::: Exercise material
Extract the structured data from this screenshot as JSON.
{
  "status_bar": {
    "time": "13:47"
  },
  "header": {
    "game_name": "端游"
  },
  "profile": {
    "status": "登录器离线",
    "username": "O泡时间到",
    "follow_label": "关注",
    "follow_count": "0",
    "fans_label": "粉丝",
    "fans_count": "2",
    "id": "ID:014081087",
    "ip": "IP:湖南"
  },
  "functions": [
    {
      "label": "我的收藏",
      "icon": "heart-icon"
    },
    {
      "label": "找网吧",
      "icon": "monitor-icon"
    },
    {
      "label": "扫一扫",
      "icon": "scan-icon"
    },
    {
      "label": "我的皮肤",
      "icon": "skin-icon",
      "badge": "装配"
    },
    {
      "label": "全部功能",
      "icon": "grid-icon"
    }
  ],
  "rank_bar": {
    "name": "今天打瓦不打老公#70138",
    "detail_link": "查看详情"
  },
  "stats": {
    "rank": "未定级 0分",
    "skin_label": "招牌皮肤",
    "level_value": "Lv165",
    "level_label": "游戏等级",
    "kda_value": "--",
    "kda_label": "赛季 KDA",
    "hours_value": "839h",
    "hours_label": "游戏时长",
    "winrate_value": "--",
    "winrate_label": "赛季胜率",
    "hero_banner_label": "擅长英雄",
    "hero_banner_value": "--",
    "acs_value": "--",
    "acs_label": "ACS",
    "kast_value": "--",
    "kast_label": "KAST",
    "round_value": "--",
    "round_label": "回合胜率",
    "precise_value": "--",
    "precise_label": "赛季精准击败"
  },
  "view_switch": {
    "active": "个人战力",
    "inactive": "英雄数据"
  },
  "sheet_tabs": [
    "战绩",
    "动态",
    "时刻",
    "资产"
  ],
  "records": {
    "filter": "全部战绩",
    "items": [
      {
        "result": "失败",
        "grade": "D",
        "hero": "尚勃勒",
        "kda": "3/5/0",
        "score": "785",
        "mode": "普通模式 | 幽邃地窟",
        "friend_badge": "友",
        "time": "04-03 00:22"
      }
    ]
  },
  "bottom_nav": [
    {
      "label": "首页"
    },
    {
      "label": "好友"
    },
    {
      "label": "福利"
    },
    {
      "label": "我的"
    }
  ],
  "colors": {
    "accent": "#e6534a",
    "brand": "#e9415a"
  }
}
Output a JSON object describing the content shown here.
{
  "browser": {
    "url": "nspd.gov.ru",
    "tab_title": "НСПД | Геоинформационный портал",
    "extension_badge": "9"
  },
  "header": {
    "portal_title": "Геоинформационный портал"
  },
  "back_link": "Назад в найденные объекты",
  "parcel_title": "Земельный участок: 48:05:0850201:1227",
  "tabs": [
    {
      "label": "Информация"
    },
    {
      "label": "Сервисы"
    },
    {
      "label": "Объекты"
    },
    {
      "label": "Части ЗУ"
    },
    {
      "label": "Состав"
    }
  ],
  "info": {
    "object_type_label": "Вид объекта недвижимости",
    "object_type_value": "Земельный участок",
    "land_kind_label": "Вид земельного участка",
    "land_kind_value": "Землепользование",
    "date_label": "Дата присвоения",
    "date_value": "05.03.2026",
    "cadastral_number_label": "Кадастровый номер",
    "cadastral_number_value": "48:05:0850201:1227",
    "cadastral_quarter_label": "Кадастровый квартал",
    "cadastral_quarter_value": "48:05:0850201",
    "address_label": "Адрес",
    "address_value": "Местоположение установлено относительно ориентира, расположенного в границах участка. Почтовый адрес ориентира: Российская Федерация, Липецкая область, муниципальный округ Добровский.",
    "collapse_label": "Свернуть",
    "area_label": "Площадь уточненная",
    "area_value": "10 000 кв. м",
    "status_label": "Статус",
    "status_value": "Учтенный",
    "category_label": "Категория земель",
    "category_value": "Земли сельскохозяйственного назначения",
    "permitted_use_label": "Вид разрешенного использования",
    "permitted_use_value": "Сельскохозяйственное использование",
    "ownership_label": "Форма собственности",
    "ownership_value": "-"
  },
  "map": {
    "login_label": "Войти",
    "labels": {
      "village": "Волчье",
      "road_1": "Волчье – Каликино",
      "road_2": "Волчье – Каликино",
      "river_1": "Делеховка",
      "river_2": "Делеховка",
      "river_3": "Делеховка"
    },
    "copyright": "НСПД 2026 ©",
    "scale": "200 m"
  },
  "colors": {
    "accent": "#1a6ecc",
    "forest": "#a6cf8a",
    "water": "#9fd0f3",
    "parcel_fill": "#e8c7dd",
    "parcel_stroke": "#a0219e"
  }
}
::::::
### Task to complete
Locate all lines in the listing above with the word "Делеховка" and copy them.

### Exercise output
      "river_1": "Делеховка",
      "river_2": "Делеховка",
      "river_3": "Делеховка"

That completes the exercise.